People love stickers. And T-shirts. And caps. And when they also love a product or a place, they'll even become walking advertisements for businesses that use merchandise to brandish their logos.
For small businesses — with correspondingly small marketing budgets — branded clothing and other merch can be a win-win deal for growing their reach. And with traditional revenue streams pinched by COVID-19, some have even turned merch into a money-making opportunity.
"The better the branding, it makes it easier for us to sell," says Eric Landrum, who owns Locals Only, a shop on Chattanooga's North Shore that only sells locally made stuff, from candles and coffee mugs to T-shirts and jewelry.
The power of branding to elevate a local business shows up in the bottom line every day, Landrum says. Hoff & Pepper, Mad Priest Coffee and NativeMade T-shirts are among the strongest local brands whose story he shares with shoppers, he adds.
"We have 'Meet the Maker' profiles next to our core items," Landrum says. "We always want our customer to know who the makers are behind these products — they're the superstars."
Aaron Hoffman, one of the founders of Hoff & Pepper, a Chattanooga hot sauce company, says when a friend recently wore one of the company's T-shirts in Washington, D.C., a stranger who was also a fan of the company flagged her down.
"It (company merchandise) is absolutely an effective marketing tool," says Hoffman, whose company invests in stickers, T-shirts, hats, hoodies, mugs and even flasks emblazoned with their logo.
Hoffman says Hoff & Pepper has products in 1,200 retail locations nationwide, but also sells online, and the merchandise is often used as a premium to reward loyal customers.

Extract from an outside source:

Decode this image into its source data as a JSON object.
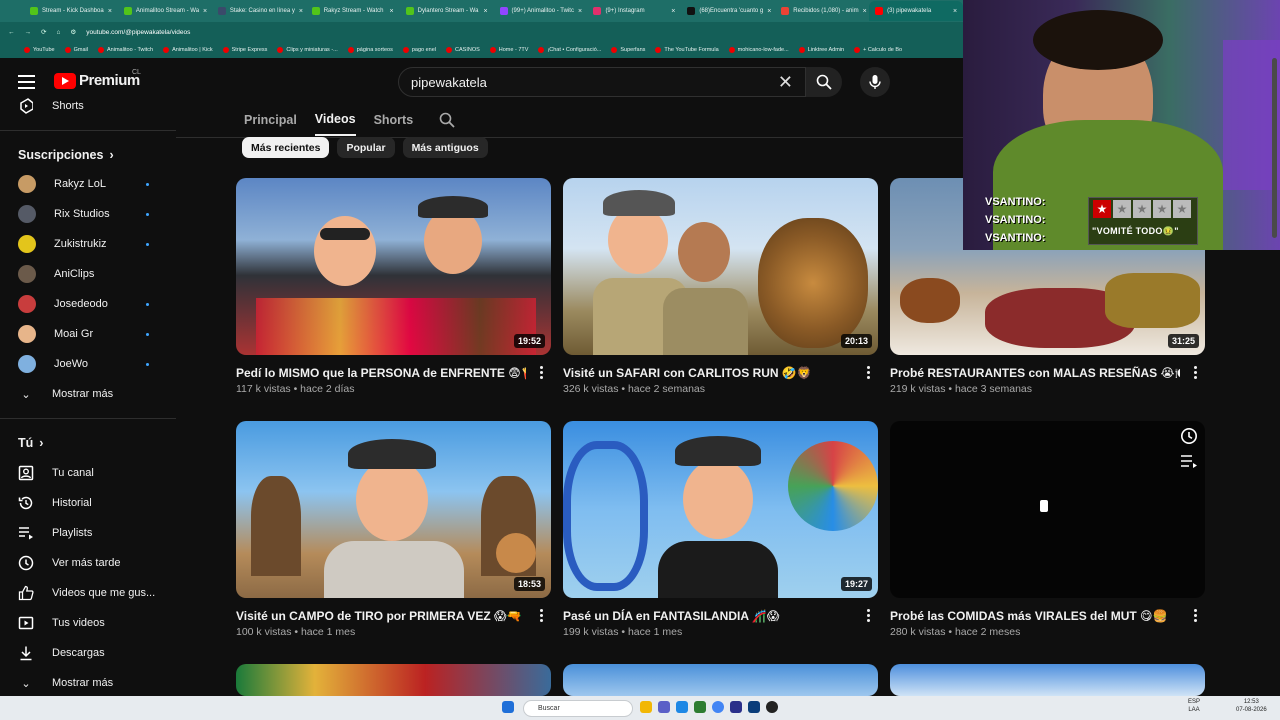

"While it's good for marketing, it's not a revenue generator for us," he says. "We see our stickers all over town. From the get-go we have tried to have really great branding that people want to be associated with."
The company makes T-shirts for $8 and sells them for $15 online, but not in a volume designed to create a large inflow of money, Hoffman says. Hoff & Pepper also sends merch to some social media influencers and new retail locations.
Doug Chapin, director of the Clumpies Ice Cream Co., which has North Shore, Southside and St. Elmo locations, says branded merchandise has become an intentional part of the business revenue stream.
Clumpies sells T-shirts for $25, baseball-style shirts for $30 and hoodies for $43. Chapin says the company, a subsidiary of See Rock City Inc., chose high-quality garments for its merchandising to reflect its status as a seller of premium ice cream.
"We have been selective in offering retail products that match with our brand," Chapin says. "The best marketing in the world is word of mouth."
NativeMade T-shirts creator Adam Tetzlaff has carved out a niche selling images that are iconic in Chattanooga — but mostly just to those in the know. The spaceship house on the side of Signal Mountain and the Alpine Slide on Raccoon Mountain are among the images emblazoned on his merch.
"People who are from Chattanooga know them, and I wanted to focus on things locals would get and understand but also cross bounds a little bit and it's still a neat souvenir for people coming to visit," says Tetzlaff, a Nashville native and graphic designer who moved to Chattanooga for college. "I love history, and I was trying to include insiders and outsiders into these fun things and history around Chattanooga."
Landrum says the NativeMade merch sells well at Locals Only — and it hits a nostalgic note for him, as well.
"I remember riding the Alpine Slide at breakneck speed when I was a kid," he says.